▶ TASK BRIEF:
Check each line of the records below for the word "circle" and copy those where it appears.

▶ ENTRIES PROVIDED:

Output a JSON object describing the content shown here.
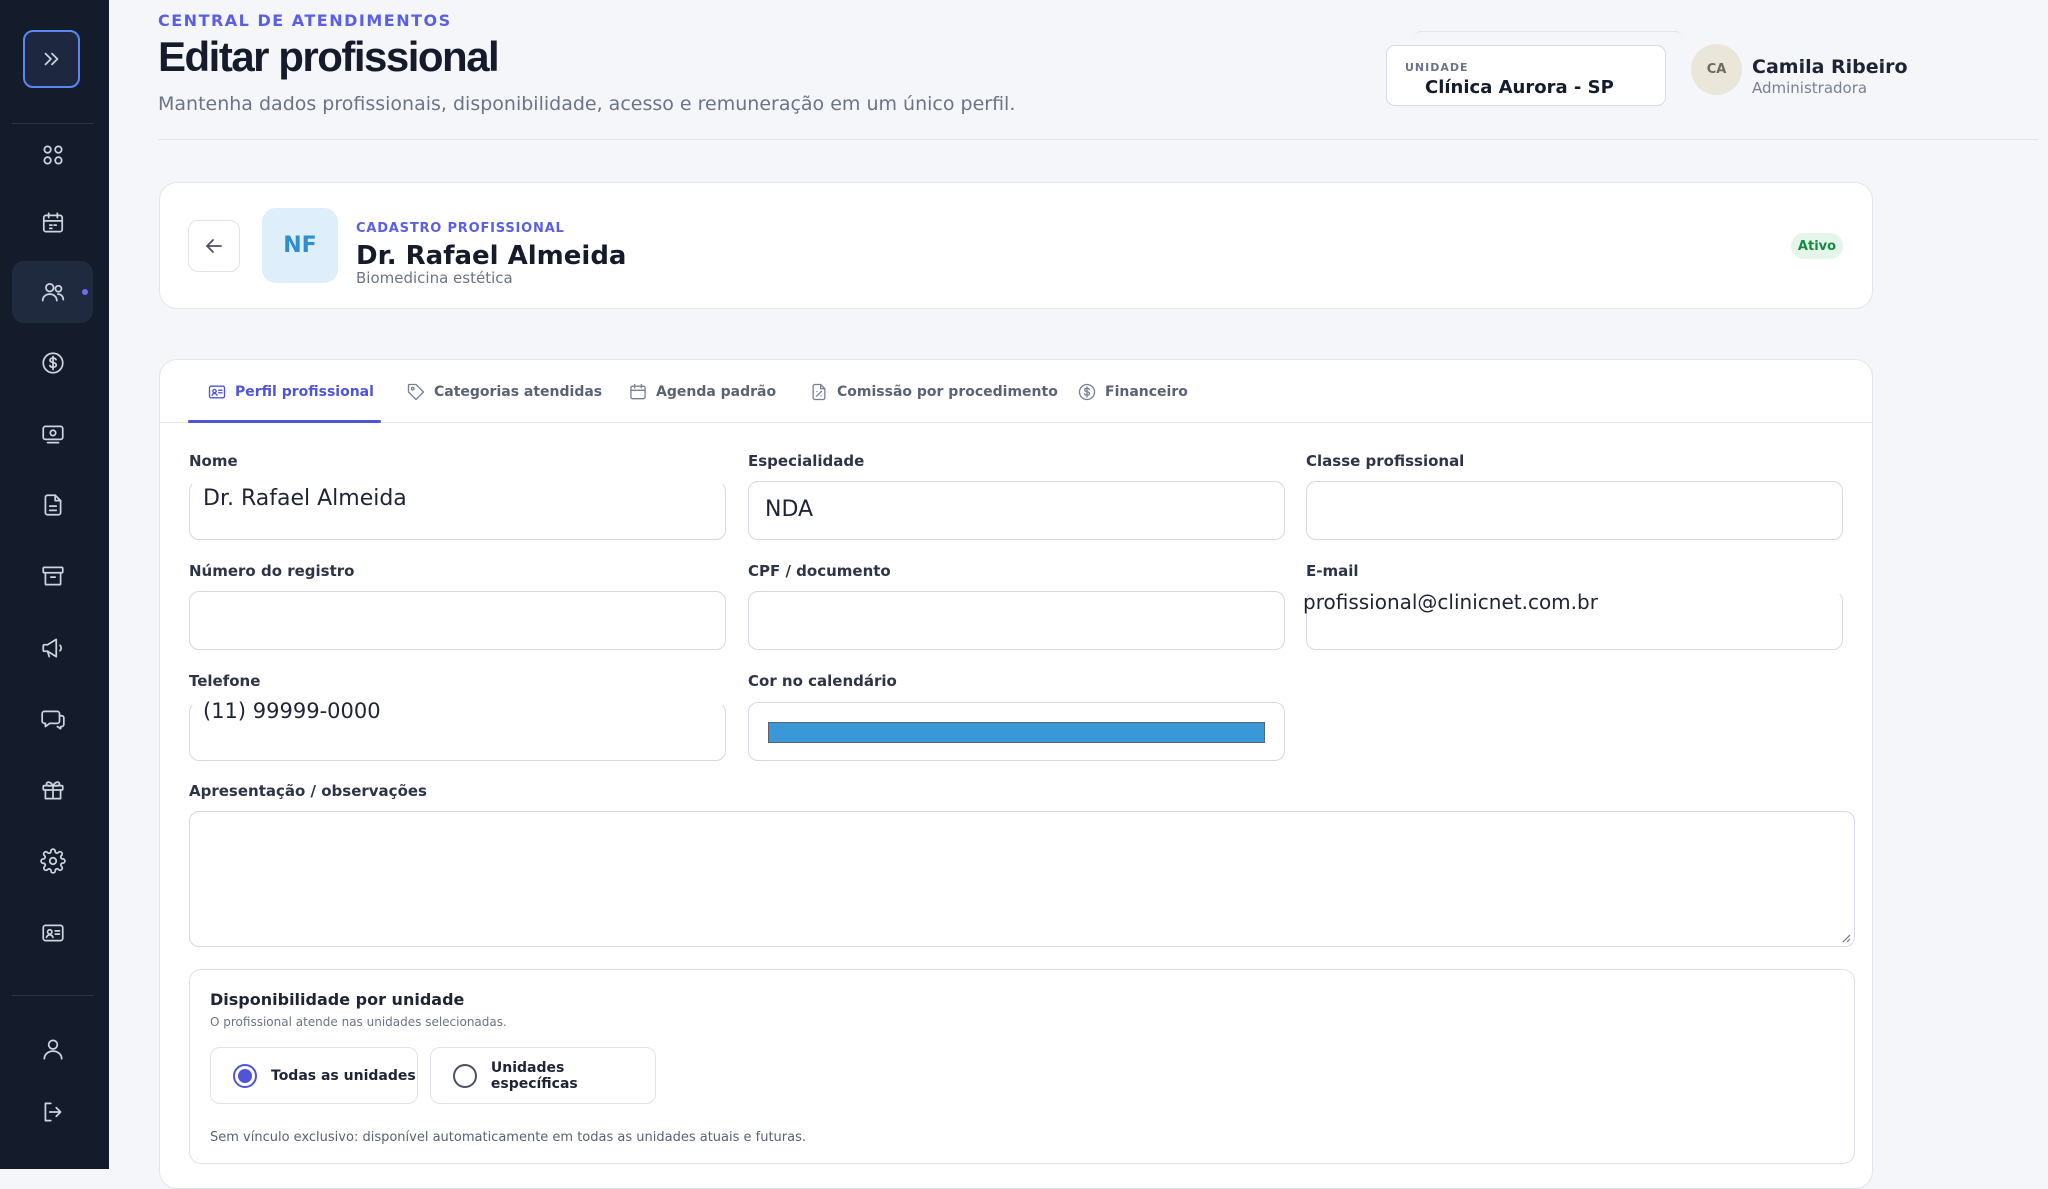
{
  "sidebar": {
    "toggle_icon": "chevrons-right-icon",
    "items": [
      {
        "name": "dashboard",
        "icon": "grid-icon"
      },
      {
        "name": "agenda",
        "icon": "calendar-icon"
      },
      {
        "name": "profissionais",
        "icon": "users-icon",
        "active": true
      },
      {
        "name": "financeiro",
        "icon": "dollar-circle-icon"
      },
      {
        "name": "caixa",
        "icon": "cash-monitor-icon"
      },
      {
        "name": "documentos",
        "icon": "document-icon"
      },
      {
        "name": "estoque",
        "icon": "archive-icon"
      },
      {
        "name": "marketing",
        "icon": "megaphone-icon"
      },
      {
        "name": "mensagens",
        "icon": "chat-icon"
      },
      {
        "name": "fidelidade",
        "icon": "gift-icon"
      },
      {
        "name": "configuracoes",
        "icon": "gear-icon"
      },
      {
        "name": "cadastros",
        "icon": "id-card-icon"
      }
    ],
    "bottom": [
      {
        "name": "perfil",
        "icon": "user-icon"
      },
      {
        "name": "sair",
        "icon": "logout-icon"
      }
    ]
  },
  "header": {
    "eyebrow": "CENTRAL DE ATENDIMENTOS",
    "title": "Editar profissional",
    "subtitle": "Mantenha dados profissionais, disponibilidade, acesso e remuneração em um único perfil.",
    "unit_label": "UNIDADE",
    "unit_value": "Clínica Aurora - SP",
    "user_initials": "CA",
    "user_name": "Camila Ribeiro",
    "user_role": "Administradora"
  },
  "profile": {
    "initials": "NF",
    "section_label": "CADASTRO PROFISSIONAL",
    "name": "Dr. Rafael Almeida",
    "specialty": "Biomedicina estética",
    "status": "Ativo"
  },
  "tabs": [
    {
      "label": "Perfil profissional",
      "icon": "id-card-icon",
      "active": true
    },
    {
      "label": "Categorias atendidas",
      "icon": "tag-icon"
    },
    {
      "label": "Agenda padrão",
      "icon": "calendar-icon"
    },
    {
      "label": "Comissão por procedimento",
      "icon": "percent-document-icon"
    },
    {
      "label": "Financeiro",
      "icon": "dollar-circle-icon"
    }
  ],
  "form": {
    "nome_label": "Nome",
    "nome_value": "Dr. Rafael Almeida",
    "especialidade_label": "Especialidade",
    "especialidade_value": "NDA",
    "classe_label": "Classe profissional",
    "classe_value": "",
    "registro_label": "Número do registro",
    "registro_value": "",
    "cpf_label": "CPF / documento",
    "cpf_value": "",
    "email_label": "E-mail",
    "email_value": "profissional@clinicnet.com.br",
    "telefone_label": "Telefone",
    "telefone_value": "(11) 99999-0000",
    "cor_label": "Cor no calendário",
    "cor_value": "#3a97d8",
    "apresentacao_label": "Apresentação / observações",
    "apresentacao_value": ""
  },
  "availability": {
    "title": "Disponibilidade por unidade",
    "subtitle": "O profissional atende nas unidades selecionadas.",
    "options": [
      {
        "label": "Todas as unidades",
        "selected": true
      },
      {
        "label": "Unidades específicas",
        "selected": false
      }
    ],
    "note": "Sem vínculo exclusivo: disponível automaticamente em todas as unidades atuais e futuras."
  },
  "colors": {
    "sidebar_bg": "#141b2b",
    "accent": "#5054d6",
    "status_green": "#168a44",
    "calendar_color": "#3a97d8"
  }
}
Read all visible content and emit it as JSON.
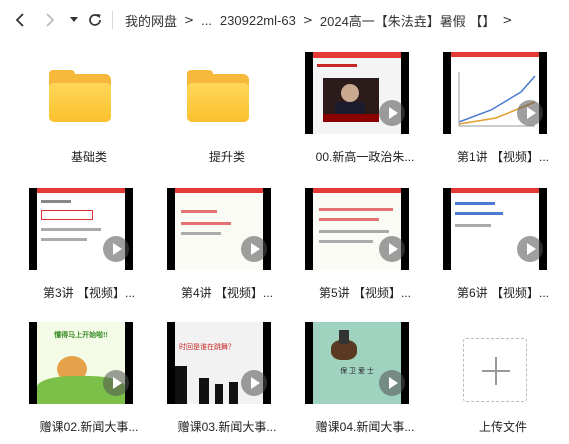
{
  "toolbar": {
    "back_icon": "chevron-left-icon",
    "forward_icon": "chevron-right-icon",
    "history_icon": "caret-down-icon",
    "refresh_icon": "refresh-icon"
  },
  "breadcrumb": {
    "items": [
      "我的网盘",
      "...",
      "230922ml-63",
      "2024高一【朱法垚】暑假 【】"
    ],
    "separator": ">"
  },
  "items": [
    {
      "type": "folder",
      "label": "基础类"
    },
    {
      "type": "folder",
      "label": "提升类"
    },
    {
      "type": "video",
      "label": "00.新高一政治朱..."
    },
    {
      "type": "video",
      "label": "第1讲 【视频】..."
    },
    {
      "type": "video",
      "label": "第3讲 【视频】..."
    },
    {
      "type": "video",
      "label": "第4讲 【视频】..."
    },
    {
      "type": "video",
      "label": "第5讲 【视频】..."
    },
    {
      "type": "video",
      "label": "第6讲 【视频】..."
    },
    {
      "type": "video",
      "label": "赠课02.新闻大事..."
    },
    {
      "type": "video",
      "label": "赠课03.新闻大事..."
    },
    {
      "type": "video",
      "label": "赠课04.新闻大事..."
    },
    {
      "type": "upload",
      "label": "上传文件"
    }
  ],
  "thumb_text": {
    "t9_title": "懂得马上开始啦!!",
    "t10_title": "时回是谁在跳舞？",
    "t11_caption": "保  卫  爱  士"
  },
  "colors": {
    "folder": "#f6b93b",
    "accent_red": "#e53935",
    "play_overlay": "#505050"
  }
}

▶ WRITTEN SOLUTION:
        "icon": "dollar-circle-icon"
      "icon": "dollar-circle-icon"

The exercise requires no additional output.